*Try it*. Using the data below, return all lines in which "person" appears.

*Provided records*.
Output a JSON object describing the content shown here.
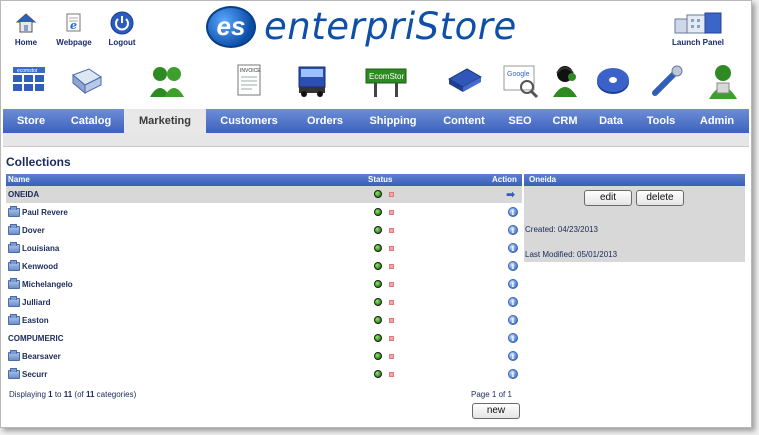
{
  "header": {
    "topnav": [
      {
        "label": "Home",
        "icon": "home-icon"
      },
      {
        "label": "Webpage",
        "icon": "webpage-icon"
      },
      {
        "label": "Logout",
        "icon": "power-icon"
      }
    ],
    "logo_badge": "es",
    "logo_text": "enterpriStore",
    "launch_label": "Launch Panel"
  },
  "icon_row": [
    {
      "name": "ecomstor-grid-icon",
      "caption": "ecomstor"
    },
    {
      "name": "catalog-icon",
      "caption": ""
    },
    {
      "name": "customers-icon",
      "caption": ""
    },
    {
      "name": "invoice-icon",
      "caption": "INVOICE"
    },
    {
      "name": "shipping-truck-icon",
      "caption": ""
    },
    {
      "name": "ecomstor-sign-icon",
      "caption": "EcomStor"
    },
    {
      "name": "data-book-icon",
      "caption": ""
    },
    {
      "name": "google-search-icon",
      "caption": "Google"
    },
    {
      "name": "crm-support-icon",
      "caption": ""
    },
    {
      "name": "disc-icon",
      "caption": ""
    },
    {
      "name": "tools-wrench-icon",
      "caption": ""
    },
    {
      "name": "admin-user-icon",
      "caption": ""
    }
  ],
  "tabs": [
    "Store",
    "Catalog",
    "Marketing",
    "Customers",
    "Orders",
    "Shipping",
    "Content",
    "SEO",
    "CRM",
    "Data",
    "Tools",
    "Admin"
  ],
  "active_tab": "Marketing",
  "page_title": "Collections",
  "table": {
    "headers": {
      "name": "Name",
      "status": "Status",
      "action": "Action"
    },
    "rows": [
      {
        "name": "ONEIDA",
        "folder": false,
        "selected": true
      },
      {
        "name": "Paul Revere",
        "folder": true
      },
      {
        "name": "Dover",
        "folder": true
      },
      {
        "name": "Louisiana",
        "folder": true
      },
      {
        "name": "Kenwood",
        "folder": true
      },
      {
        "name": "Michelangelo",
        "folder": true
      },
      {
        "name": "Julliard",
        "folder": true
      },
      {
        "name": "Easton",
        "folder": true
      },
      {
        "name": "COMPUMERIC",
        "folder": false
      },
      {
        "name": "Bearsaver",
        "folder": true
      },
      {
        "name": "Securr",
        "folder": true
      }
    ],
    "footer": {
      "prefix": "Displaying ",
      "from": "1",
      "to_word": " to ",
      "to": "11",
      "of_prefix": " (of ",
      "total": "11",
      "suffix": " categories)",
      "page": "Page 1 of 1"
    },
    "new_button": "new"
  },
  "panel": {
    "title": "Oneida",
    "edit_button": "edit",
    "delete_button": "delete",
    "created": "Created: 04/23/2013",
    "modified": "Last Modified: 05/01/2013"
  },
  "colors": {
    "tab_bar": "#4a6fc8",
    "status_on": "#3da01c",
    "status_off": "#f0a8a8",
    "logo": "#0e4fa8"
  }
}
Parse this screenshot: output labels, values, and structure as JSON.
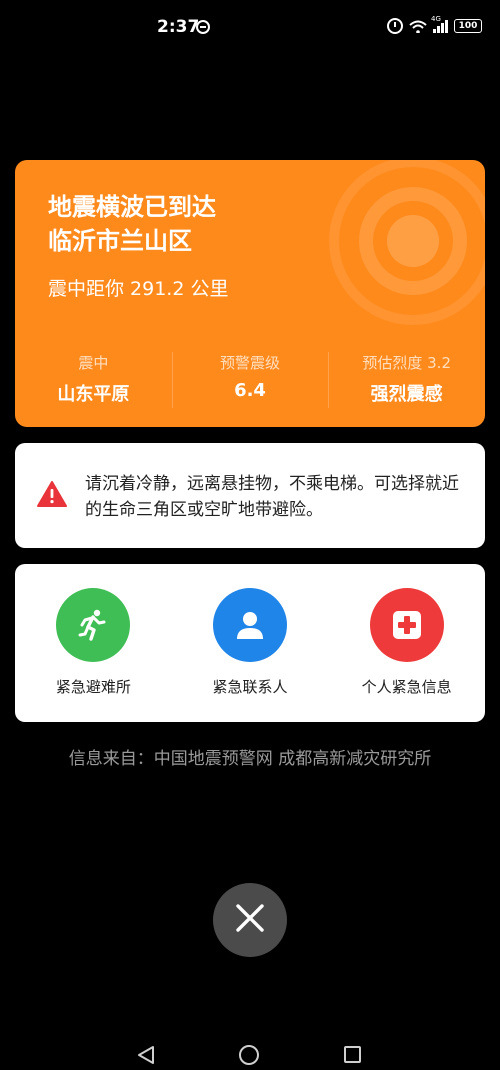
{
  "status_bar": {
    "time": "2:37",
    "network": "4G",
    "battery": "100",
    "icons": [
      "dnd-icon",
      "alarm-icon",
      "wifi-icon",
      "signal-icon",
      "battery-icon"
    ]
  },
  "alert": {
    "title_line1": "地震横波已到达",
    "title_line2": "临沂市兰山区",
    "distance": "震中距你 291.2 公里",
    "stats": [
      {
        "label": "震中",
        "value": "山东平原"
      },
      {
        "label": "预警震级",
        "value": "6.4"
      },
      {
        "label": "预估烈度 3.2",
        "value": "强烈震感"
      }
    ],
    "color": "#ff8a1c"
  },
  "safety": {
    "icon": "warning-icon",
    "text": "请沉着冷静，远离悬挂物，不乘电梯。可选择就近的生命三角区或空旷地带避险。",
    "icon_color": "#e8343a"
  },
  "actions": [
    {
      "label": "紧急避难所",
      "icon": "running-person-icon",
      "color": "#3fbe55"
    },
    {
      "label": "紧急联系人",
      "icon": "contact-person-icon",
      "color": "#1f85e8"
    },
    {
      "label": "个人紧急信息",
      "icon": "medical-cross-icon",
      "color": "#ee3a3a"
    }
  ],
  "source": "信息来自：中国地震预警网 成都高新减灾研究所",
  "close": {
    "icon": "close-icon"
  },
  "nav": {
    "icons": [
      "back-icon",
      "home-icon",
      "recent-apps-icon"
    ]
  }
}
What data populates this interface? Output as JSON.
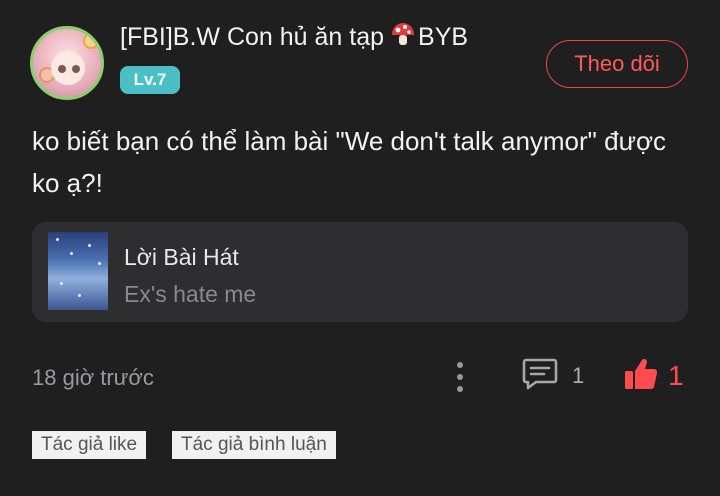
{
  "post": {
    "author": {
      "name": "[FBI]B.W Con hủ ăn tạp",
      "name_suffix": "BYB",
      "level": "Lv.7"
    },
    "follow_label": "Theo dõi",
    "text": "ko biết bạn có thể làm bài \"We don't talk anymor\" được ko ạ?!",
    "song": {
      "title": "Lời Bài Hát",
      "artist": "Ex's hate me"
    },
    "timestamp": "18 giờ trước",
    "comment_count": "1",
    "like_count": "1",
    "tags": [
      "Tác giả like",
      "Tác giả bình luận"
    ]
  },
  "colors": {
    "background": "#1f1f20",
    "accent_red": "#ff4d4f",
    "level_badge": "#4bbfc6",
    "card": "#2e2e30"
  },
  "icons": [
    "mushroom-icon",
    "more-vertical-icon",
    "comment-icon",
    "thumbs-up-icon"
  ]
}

*Answer to the exercise*.
      "icon": "running-person-icon",
      "icon": "contact-person-icon",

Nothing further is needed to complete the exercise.